## PROBLEM TO WORK ON
The word "Boss" occurs in some of the lines below; copy each of those lines.

Stored dataset items:
+===+

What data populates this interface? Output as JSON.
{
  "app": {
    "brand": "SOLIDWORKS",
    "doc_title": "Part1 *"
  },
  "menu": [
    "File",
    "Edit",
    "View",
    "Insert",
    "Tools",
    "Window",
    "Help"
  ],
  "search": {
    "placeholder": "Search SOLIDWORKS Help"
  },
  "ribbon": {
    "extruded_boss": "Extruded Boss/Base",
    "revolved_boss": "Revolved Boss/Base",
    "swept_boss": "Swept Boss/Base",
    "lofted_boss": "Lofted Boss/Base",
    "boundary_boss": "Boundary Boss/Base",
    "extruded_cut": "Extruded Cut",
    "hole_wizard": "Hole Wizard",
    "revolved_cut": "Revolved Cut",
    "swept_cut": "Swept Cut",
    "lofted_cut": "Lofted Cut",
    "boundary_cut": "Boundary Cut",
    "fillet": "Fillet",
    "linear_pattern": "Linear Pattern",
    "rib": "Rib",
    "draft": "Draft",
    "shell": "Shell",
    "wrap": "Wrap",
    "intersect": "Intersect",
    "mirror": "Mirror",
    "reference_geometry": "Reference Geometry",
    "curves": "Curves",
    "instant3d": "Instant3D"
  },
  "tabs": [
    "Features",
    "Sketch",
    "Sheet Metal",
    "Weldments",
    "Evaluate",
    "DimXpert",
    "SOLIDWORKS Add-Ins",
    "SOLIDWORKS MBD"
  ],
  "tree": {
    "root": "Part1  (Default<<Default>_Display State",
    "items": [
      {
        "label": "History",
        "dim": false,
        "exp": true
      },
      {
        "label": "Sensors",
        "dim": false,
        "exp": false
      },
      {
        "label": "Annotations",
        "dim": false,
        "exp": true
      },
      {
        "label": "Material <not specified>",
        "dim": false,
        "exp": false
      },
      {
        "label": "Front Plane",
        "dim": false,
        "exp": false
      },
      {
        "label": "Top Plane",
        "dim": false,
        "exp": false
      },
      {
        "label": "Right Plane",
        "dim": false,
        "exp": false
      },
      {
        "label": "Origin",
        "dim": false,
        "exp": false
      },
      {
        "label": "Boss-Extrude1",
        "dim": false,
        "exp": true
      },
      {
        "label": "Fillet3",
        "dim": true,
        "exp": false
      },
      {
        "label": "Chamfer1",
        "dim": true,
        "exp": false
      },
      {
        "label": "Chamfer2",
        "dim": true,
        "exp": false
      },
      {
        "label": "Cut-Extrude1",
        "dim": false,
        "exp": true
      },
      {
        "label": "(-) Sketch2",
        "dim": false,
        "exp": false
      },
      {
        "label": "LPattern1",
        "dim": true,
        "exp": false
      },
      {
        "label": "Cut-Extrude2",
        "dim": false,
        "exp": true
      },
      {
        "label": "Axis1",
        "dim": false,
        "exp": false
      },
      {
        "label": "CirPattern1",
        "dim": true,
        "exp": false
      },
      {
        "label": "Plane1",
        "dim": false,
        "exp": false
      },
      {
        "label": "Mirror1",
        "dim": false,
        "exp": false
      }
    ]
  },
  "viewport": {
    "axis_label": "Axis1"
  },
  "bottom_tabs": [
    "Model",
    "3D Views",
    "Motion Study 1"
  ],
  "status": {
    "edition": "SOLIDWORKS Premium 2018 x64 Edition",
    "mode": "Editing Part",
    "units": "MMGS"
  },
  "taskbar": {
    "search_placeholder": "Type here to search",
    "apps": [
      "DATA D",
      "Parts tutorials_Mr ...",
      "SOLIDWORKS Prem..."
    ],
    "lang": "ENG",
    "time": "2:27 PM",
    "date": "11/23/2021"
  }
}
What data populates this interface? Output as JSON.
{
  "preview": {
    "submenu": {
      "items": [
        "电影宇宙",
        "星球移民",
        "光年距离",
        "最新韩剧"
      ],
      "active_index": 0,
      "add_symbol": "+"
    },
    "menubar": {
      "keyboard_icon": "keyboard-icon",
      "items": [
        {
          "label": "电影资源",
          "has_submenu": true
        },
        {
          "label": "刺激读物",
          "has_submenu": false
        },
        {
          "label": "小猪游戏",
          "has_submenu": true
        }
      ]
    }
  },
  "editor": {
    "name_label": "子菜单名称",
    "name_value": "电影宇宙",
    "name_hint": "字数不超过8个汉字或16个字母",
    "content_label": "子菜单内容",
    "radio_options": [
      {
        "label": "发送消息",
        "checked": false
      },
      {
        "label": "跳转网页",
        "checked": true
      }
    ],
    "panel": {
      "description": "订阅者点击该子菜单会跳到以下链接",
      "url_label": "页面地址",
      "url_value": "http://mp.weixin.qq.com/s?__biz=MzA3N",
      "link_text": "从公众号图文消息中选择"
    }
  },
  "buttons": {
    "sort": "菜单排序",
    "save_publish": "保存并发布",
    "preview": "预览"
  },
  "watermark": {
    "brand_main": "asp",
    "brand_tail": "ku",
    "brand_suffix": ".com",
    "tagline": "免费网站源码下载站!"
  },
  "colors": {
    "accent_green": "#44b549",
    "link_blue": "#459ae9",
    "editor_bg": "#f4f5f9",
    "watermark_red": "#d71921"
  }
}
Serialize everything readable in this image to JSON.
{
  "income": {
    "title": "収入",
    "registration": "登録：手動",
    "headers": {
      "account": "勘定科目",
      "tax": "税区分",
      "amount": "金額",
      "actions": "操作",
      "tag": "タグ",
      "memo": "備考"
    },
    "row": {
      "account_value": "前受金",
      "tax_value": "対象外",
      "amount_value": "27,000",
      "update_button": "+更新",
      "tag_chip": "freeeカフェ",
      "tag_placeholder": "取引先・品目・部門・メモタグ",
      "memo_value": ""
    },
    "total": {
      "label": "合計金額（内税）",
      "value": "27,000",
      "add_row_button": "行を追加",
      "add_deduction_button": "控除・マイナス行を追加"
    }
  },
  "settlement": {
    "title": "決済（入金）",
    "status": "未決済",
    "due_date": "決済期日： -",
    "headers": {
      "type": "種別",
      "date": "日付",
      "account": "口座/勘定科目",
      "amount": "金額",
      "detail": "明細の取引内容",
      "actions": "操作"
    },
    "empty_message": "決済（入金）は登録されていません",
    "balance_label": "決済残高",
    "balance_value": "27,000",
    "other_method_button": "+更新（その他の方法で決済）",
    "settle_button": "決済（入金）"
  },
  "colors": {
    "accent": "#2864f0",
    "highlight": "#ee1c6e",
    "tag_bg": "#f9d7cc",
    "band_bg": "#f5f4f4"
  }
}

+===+

## FINISHED TASK
    "extruded_boss": "Extruded Boss/Base",
    "revolved_boss": "Revolved Boss/Base",
    "swept_boss": "Swept Boss/Base",
    "lofted_boss": "Lofted Boss/Base",
    "boundary_boss": "Boundary Boss/Base",
        "label": "Boss-Extrude1",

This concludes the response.